Jay Wilkinson Opens New Studio/Gallery, DANG GOOD CANDY, in Sundance Square

July 19,2021


See full Fort Worth Magazine article by Jillian Verzwyvelt here..

A prominent figure in the Fort Worth art scene, Jay Wilkinson, has expanded his professional portfolio with the opening of his new studio/gallery in Sundance Square.

Aptly named after a goofy clip of his late friend and artist Jeremy Joel popping up behind a random wooden road sign that reads, “DANG GOOD CANDY,” the space, located at 402 Houston St., is intended to offer a fun, informal setting for emerging artists to showcase their work.

“There’s something important about the idea of doing your first solo where there’s a narrative involved,” Wilkinson says. “My plan is to work with artists who have a lot of work but have yet to put it together into the same album.”

Currently an artist in residency with the Bass family, Wilkinson was recruited by the family to support an ongoing artistic and cultural renaissance in downtown Fort Worth. Wilkinson was given the downtown space as a temporary studio during his residency, but he saw the opportunity to convert the front section into a gallery.

DANG GOOD CANDY has been open to guests for about a month, but Wilkinson opted for a soft opening instead of a big push in light of the pandemic. Fort Worth artist Charles Gray secured the first solo show with “Tell Me, I’m Listening.” Gray’s show closed Sunday with a free painting demonstration and will be replaced with works by Colton Batts.

While an accomplished exhibition and studio artist, Wilkinson is not new to what it takes to open a business.
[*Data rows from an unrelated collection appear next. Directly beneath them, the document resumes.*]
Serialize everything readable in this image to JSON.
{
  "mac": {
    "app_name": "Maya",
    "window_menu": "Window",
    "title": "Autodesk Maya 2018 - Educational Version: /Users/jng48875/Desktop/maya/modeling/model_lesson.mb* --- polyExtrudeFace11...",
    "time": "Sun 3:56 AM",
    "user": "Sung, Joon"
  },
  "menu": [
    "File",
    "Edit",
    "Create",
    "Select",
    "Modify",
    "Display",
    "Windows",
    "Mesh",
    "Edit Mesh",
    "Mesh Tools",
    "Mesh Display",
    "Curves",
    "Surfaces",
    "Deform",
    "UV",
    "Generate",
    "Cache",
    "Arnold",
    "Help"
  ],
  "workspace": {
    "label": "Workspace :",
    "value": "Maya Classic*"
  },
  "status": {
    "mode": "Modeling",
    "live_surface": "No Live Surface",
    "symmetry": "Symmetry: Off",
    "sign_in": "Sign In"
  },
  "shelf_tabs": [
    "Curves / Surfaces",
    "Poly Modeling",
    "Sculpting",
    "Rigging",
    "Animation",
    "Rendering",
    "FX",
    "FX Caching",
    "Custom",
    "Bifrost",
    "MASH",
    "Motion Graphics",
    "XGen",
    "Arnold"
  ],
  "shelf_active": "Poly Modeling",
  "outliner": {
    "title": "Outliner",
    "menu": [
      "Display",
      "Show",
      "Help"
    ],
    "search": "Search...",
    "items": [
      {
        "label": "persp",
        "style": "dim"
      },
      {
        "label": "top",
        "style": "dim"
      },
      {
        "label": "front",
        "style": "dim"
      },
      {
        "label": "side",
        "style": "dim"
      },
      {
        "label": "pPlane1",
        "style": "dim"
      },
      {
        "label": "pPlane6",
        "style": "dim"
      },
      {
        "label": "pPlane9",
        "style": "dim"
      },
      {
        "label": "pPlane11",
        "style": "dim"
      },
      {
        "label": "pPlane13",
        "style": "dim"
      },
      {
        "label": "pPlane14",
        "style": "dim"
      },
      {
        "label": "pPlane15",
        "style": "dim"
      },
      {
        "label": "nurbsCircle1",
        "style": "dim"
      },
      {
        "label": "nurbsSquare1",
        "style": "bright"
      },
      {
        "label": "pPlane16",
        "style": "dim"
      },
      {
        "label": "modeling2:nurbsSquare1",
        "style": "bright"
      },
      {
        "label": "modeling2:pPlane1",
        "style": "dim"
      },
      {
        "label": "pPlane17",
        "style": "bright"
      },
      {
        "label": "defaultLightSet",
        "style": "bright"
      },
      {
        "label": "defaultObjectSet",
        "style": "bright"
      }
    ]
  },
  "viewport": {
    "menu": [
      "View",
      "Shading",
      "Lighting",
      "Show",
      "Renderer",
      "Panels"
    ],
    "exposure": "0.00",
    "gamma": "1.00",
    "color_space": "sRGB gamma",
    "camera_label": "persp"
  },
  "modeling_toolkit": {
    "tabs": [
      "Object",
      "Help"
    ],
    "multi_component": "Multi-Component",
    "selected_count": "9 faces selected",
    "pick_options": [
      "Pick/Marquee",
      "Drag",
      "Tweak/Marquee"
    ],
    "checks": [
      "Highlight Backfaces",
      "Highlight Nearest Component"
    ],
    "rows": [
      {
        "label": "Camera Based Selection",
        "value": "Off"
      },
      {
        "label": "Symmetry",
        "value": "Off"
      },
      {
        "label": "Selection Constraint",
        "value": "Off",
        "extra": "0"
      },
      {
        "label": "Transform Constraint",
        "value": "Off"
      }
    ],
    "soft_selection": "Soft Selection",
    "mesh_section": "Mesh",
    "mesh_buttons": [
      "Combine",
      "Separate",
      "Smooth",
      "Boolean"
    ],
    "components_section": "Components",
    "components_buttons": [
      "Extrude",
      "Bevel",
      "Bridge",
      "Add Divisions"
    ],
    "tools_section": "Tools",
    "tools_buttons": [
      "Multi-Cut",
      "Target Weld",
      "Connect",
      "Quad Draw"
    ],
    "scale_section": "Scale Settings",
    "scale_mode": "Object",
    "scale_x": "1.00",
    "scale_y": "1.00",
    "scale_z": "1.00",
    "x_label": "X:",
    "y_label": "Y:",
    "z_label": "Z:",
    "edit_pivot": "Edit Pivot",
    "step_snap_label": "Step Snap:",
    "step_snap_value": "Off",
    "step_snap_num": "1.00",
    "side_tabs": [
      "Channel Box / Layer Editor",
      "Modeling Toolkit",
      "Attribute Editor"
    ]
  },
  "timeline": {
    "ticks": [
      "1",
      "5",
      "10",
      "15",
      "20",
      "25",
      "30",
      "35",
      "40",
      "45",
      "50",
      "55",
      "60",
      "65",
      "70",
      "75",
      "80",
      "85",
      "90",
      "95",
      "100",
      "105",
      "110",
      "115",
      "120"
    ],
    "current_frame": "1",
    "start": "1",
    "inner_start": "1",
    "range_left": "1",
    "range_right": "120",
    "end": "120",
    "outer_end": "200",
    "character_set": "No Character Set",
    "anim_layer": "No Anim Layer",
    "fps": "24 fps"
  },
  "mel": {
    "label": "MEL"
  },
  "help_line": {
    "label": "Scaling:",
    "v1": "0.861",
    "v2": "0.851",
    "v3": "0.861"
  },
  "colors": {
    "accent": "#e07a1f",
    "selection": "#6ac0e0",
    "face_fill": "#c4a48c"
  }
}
After graduating from the prestigious Pratt Institute in Brooklyn and University of North Texas in Denton, his art career came after he embraced his entrepreneurial side, opening a comic store, a music-booking business, and a food truck.

“One of the big things I try to impart to these young artists is that it’s all entrepreneurial,” Wilkinson says. “In the entrepreneurial world, you have to pivot and move in different spaces, and that’s kind of what I’m doing with this.” 

Wilkinson says that he sees the gallery as more of an experimental space where artists can showcase pieces that wouldn’t normally be seen in a formal setting, such as installations and new media.

“If there was anything that I would want the gallery to be known as, it’s as an opportunity for work that wouldn’t normally exist in a regular setting,” he says. 

More information can be found on DANG GOOD CANDY’s Instagram.